··· Material for this task

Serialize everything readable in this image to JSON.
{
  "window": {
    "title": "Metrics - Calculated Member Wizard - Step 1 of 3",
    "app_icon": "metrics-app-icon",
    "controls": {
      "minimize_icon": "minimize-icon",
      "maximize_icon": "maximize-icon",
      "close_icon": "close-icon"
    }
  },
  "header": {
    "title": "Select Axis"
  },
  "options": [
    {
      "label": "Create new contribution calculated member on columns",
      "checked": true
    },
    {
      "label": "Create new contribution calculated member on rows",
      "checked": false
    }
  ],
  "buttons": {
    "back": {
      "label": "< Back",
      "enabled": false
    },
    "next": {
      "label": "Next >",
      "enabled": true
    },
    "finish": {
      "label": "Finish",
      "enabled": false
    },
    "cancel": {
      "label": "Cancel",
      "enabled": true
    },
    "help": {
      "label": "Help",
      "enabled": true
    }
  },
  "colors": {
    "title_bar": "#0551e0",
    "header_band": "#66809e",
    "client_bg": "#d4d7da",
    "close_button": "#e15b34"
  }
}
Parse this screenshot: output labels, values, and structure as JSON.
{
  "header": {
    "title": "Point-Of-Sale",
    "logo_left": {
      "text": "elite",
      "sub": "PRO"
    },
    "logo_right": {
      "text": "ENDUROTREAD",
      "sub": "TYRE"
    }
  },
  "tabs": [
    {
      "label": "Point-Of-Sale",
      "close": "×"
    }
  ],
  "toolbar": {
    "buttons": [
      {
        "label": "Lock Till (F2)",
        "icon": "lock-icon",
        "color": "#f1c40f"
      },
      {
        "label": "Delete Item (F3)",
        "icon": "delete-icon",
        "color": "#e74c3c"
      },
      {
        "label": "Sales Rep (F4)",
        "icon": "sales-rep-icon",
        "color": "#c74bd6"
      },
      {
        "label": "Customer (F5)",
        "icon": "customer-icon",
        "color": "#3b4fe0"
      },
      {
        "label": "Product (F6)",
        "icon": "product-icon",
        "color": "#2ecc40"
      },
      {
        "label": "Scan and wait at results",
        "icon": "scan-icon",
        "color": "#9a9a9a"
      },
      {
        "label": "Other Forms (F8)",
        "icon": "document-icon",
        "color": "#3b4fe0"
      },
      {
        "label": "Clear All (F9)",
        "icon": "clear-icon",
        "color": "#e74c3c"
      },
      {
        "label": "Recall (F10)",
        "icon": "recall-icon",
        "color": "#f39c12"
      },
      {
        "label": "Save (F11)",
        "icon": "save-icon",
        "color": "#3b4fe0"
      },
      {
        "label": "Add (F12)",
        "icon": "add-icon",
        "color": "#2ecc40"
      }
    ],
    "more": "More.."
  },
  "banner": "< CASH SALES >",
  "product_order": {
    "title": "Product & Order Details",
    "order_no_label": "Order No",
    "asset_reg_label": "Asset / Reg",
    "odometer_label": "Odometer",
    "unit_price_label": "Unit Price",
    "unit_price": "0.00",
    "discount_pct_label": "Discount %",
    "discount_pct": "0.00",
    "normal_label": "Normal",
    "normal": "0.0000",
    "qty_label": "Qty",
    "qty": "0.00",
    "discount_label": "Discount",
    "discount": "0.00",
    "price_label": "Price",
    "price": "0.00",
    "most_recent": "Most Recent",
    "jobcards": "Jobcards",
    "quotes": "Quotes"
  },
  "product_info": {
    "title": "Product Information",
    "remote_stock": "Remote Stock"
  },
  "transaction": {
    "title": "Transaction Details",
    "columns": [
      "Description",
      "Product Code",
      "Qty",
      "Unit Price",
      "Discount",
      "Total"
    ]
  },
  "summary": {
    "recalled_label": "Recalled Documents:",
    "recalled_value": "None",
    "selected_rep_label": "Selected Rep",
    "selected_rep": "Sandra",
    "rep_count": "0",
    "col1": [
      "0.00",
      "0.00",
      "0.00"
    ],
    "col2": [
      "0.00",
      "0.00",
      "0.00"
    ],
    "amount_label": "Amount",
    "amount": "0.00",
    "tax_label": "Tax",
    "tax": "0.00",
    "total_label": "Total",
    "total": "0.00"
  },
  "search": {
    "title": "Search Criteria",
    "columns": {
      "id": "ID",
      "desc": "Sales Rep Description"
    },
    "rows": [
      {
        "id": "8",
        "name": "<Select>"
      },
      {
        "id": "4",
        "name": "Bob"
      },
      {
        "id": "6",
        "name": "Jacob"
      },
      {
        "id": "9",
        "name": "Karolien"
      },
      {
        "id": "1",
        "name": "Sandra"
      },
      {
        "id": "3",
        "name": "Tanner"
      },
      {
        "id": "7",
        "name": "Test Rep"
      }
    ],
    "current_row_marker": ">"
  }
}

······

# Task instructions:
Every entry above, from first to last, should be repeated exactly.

# Reply to the exercise:
Serialize everything readable in this image to JSON.
{
  "window": {
    "title": "Metrics - Calculated Member Wizard - Step 1 of 3",
    "app_icon": "metrics-app-icon",
    "controls": {
      "minimize_icon": "minimize-icon",
      "maximize_icon": "maximize-icon",
      "close_icon": "close-icon"
    }
  },
  "header": {
    "title": "Select Axis"
  },
  "options": [
    {
      "label": "Create new contribution calculated member on columns",
      "checked": true
    },
    {
      "label": "Create new contribution calculated member on rows",
      "checked": false
    }
  ],
  "buttons": {
    "back": {
      "label": "< Back",
      "enabled": false
    },
    "next": {
      "label": "Next >",
      "enabled": true
    },
    "finish": {
      "label": "Finish",
      "enabled": false
    },
    "cancel": {
      "label": "Cancel",
      "enabled": true
    },
    "help": {
      "label": "Help",
      "enabled": true
    }
  },
  "colors": {
    "title_bar": "#0551e0",
    "header_band": "#66809e",
    "client_bg": "#d4d7da",
    "close_button": "#e15b34"
  }
}
Parse this screenshot: output labels, values, and structure as JSON.
{
  "header": {
    "title": "Point-Of-Sale",
    "logo_left": {
      "text": "elite",
      "sub": "PRO"
    },
    "logo_right": {
      "text": "ENDUROTREAD",
      "sub": "TYRE"
    }
  },
  "tabs": [
    {
      "label": "Point-Of-Sale",
      "close": "×"
    }
  ],
  "toolbar": {
    "buttons": [
      {
        "label": "Lock Till (F2)",
        "icon": "lock-icon",
        "color": "#f1c40f"
      },
      {
        "label": "Delete Item (F3)",
        "icon": "delete-icon",
        "color": "#e74c3c"
      },
      {
        "label": "Sales Rep (F4)",
        "icon": "sales-rep-icon",
        "color": "#c74bd6"
      },
      {
        "label": "Customer (F5)",
        "icon": "customer-icon",
        "color": "#3b4fe0"
      },
      {
        "label": "Product (F6)",
        "icon": "product-icon",
        "color": "#2ecc40"
      },
      {
        "label": "Scan and wait at results",
        "icon": "scan-icon",
        "color": "#9a9a9a"
      },
      {
        "label": "Other Forms (F8)",
        "icon": "document-icon",
        "color": "#3b4fe0"
      },
      {
        "label": "Clear All (F9)",
        "icon": "clear-icon",
        "color": "#e74c3c"
      },
      {
        "label": "Recall (F10)",
        "icon": "recall-icon",
        "color": "#f39c12"
      },
      {
        "label": "Save (F11)",
        "icon": "save-icon",
        "color": "#3b4fe0"
      },
      {
        "label": "Add (F12)",
        "icon": "add-icon",
        "color": "#2ecc40"
      }
    ],
    "more": "More.."
  },
  "banner": "< CASH SALES >",
  "product_order": {
    "title": "Product & Order Details",
    "order_no_label": "Order No",
    "asset_reg_label": "Asset / Reg",
    "odometer_label": "Odometer",
    "unit_price_label": "Unit Price",
    "unit_price": "0.00",
    "discount_pct_label": "Discount %",
    "discount_pct": "0.00",
    "normal_label": "Normal",
    "normal": "0.0000",
    "qty_label": "Qty",
    "qty": "0.00",
    "discount_label": "Discount",
    "discount": "0.00",
    "price_label": "Price",
    "price": "0.00",
    "most_recent": "Most Recent",
    "jobcards": "Jobcards",
    "quotes": "Quotes"
  },
  "product_info": {
    "title": "Product Information",
    "remote_stock": "Remote Stock"
  },
  "transaction": {
    "title": "Transaction Details",
    "columns": [
      "Description",
      "Product Code",
      "Qty",
      "Unit Price",
      "Discount",
      "Total"
    ]
  },
  "summary": {
    "recalled_label": "Recalled Documents:",
    "recalled_value": "None",
    "selected_rep_label": "Selected Rep",
    "selected_rep": "Sandra",
    "rep_count": "0",
    "col1": [
      "0.00",
      "0.00",
      "0.00"
    ],
    "col2": [
      "0.00",
      "0.00",
      "0.00"
    ],
    "amount_label": "Amount",
    "amount": "0.00",
    "tax_label": "Tax",
    "tax": "0.00",
    "total_label": "Total",
    "total": "0.00"
  },
  "search": {
    "title": "Search Criteria",
    "columns": {
      "id": "ID",
      "desc": "Sales Rep Description"
    },
    "rows": [
      {
        "id": "8",
        "name": "<Select>"
      },
      {
        "id": "4",
        "name": "Bob"
      },
      {
        "id": "6",
        "name": "Jacob"
      },
      {
        "id": "9",
        "name": "Karolien"
      },
      {
        "id": "1",
        "name": "Sandra"
      },
      {
        "id": "3",
        "name": "Tanner"
      },
      {
        "id": "7",
        "name": "Test Rep"
      }
    ],
    "current_row_marker": ">"
  }
}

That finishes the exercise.